*** Opening Data shown ***
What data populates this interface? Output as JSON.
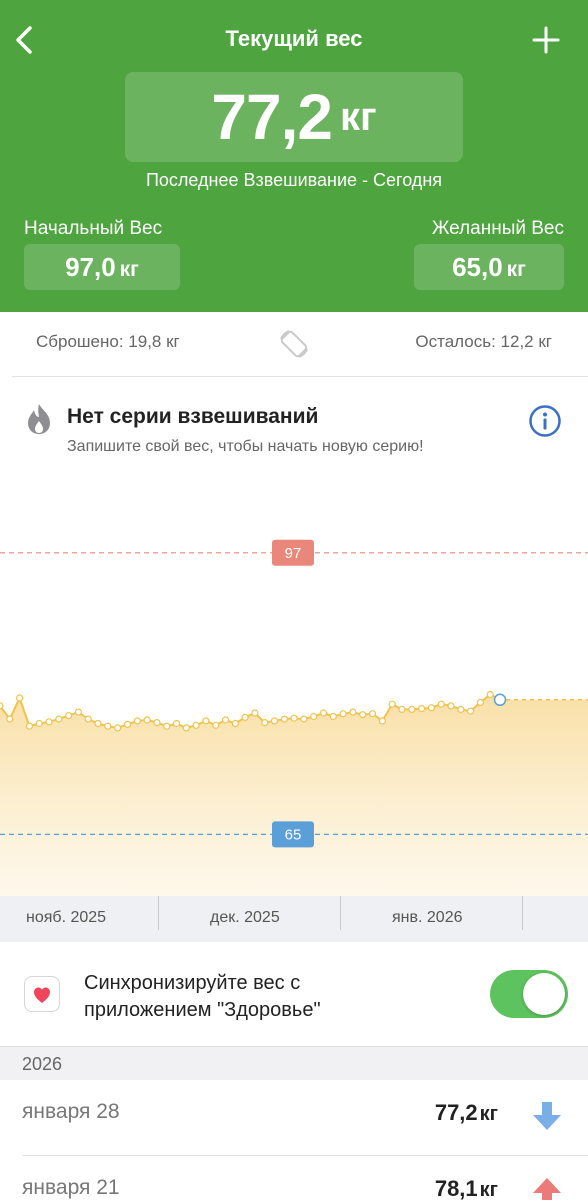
{
  "header": {
    "title": "Текущий вес",
    "current_weight": "77,2",
    "unit": "кг",
    "last_weigh_in": "Последнее Взвешивание - Сегодня",
    "start_label": "Начальный Вес",
    "start_value": "97,0",
    "goal_label": "Желанный Вес",
    "goal_value": "65,0"
  },
  "stats": {
    "lost": "Сброшено: 19,8 кг",
    "remaining": "Осталось: 12,2 кг"
  },
  "streak": {
    "title": "Нет серии взвешиваний",
    "subtitle": "Запишите свой вес, чтобы начать новую серию!"
  },
  "chart_data": {
    "type": "area",
    "x_labels": [
      "нояб. 2025",
      "дек. 2025",
      "янв. 2026"
    ],
    "reference_lines": [
      {
        "label": "97",
        "value": 97,
        "color": "#e8877a"
      },
      {
        "label": "65",
        "value": 65,
        "color": "#5b9fd8"
      }
    ],
    "series": [
      {
        "values": [
          79.6,
          78.1,
          80.5,
          77.3,
          77.6,
          77.8,
          78.1,
          78.5,
          78.9,
          78.1,
          77.6,
          77.3,
          77.1,
          77.5,
          77.9,
          78.0,
          77.7,
          77.3,
          77.6,
          77.1,
          77.4,
          77.9,
          77.4,
          78.0,
          77.6,
          78.3,
          78.8,
          77.7,
          77.9,
          78.1,
          78.2,
          78.1,
          78.4,
          78.8,
          78.4,
          78.7,
          78.9,
          78.6,
          78.7,
          77.9,
          79.8,
          79.2,
          79.2,
          79.3,
          79.4,
          79.8,
          79.6,
          79.2,
          79.0,
          80.0,
          80.9,
          80.3
        ],
        "color": "#f1c34d"
      }
    ],
    "current_point": 80.3,
    "ylim": [
      58,
      103
    ]
  },
  "sync": {
    "text": "Синхронизируйте вес с приложением \"Здоровье\"",
    "enabled": true
  },
  "history": {
    "year": "2026",
    "entries": [
      {
        "date": "января 28",
        "weight": "77,2",
        "unit": "кг",
        "trend": "down"
      },
      {
        "date": "января 21",
        "weight": "78,1",
        "unit": "кг",
        "trend": "up"
      }
    ]
  },
  "colors": {
    "header_green": "#4ea43f",
    "pill_green": "#6bb35e",
    "toggle_green": "#5cc35e",
    "info_blue": "#3c6fc9",
    "trend_down": "#7aaee8",
    "trend_up": "#ea7b78"
  }
}
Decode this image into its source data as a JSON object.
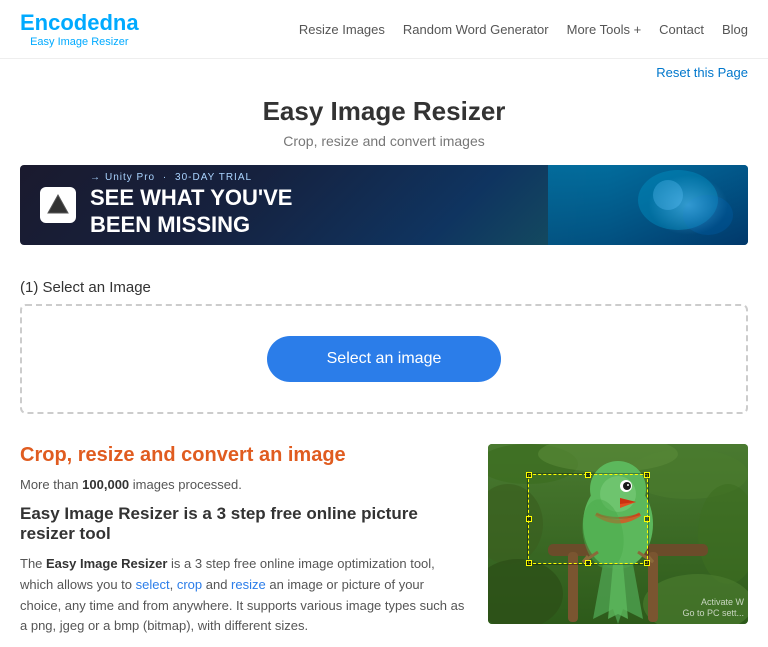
{
  "header": {
    "logo_encode": "Encode",
    "logo_dna": "dna",
    "logo_sub": "Easy Image Resizer",
    "nav": {
      "resize_images": "Resize Images",
      "random_word": "Random Word Generator",
      "more_tools": "More Tools +",
      "contact": "Contact",
      "blog": "Blog"
    },
    "reset_label": "Reset this Page"
  },
  "hero": {
    "title": "Easy Image Resizer",
    "subtitle": "Crop, resize and convert images"
  },
  "banner": {
    "trial": "30-DAY TRIAL",
    "logo_char": "U",
    "product": "Unity Pro",
    "headline_line1": "SEE WHAT YOU'VE",
    "headline_line2": "BEEN MISSING"
  },
  "step": {
    "label": "(1) Select an Image"
  },
  "upload": {
    "button_label": "Select an image"
  },
  "content": {
    "title": "Crop, resize and convert an image",
    "processed": "More than ",
    "processed_count": "100,000",
    "processed_suffix": " images processed.",
    "sub_title": "Easy Image Resizer is a 3 step free online picture resizer tool",
    "desc_intro": "The ",
    "desc_bold": "Easy Image Resizer",
    "desc_text": " is a 3 step free online image optimization tool, which allows you to ",
    "desc_select": "select",
    "desc_comma": ", ",
    "desc_crop": "crop",
    "desc_and": " and ",
    "desc_resize": "resize",
    "desc_end": " an image or picture of your choice, any time and from anywhere. It supports various image types such as a png, jgeg or a bmp (bitmap), with different sizes."
  },
  "watermark": {
    "line1": "Activate W",
    "line2": "Go to PC sett..."
  },
  "colors": {
    "accent_blue": "#2b7de9",
    "accent_orange": "#e05c20",
    "logo_blue": "#00aaff"
  }
}
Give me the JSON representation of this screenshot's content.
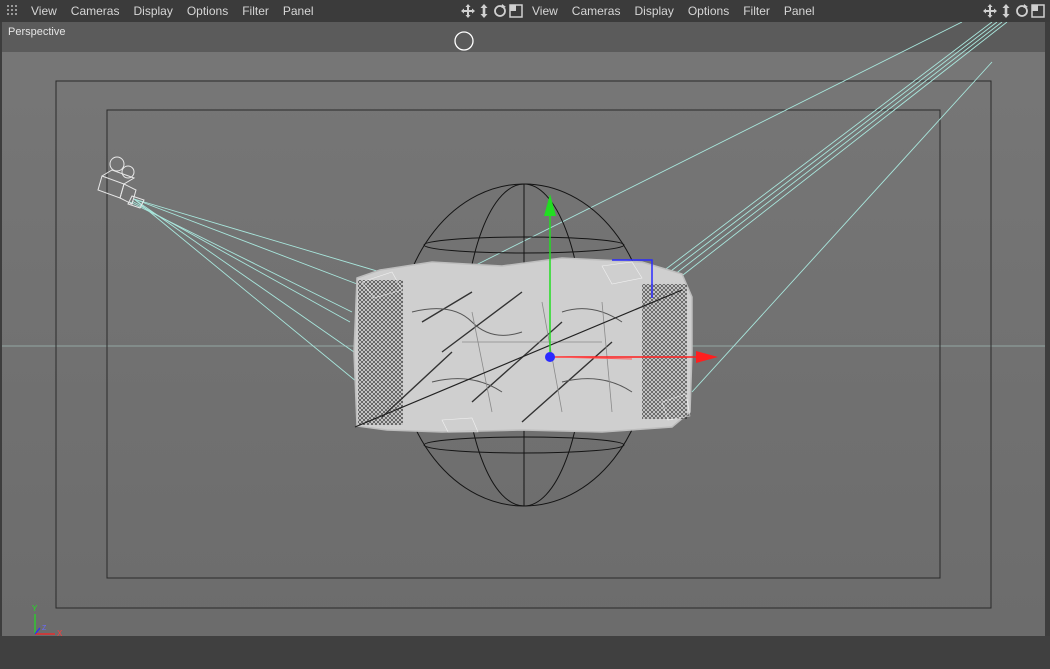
{
  "menus": {
    "left": [
      "View",
      "Cameras",
      "Display",
      "Options",
      "Filter",
      "Panel"
    ],
    "right": [
      "View",
      "Cameras",
      "Display",
      "Options",
      "Filter",
      "Panel"
    ]
  },
  "viewport": {
    "label": "Perspective"
  },
  "axis_gizmo": {
    "y": "Y",
    "z": "Z",
    "x": "X"
  },
  "icons": [
    "move-view-icon",
    "zoom-view-icon",
    "rotate-view-icon",
    "maximize-view-icon"
  ],
  "colors": {
    "x_axis": "#ff1f1f",
    "y_axis": "#22dd22",
    "z_axis": "#2a2aff",
    "camera_lines": "#a8e6dc",
    "background": "#737373"
  }
}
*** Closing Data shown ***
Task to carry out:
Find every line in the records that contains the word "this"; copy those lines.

Task output:
What data populates this interface? Output as JSON.
Decode this image into its source data as a JSON object.
    "reset_label": "Reset this Page"
Give me the JSON representation of this screenshot's content.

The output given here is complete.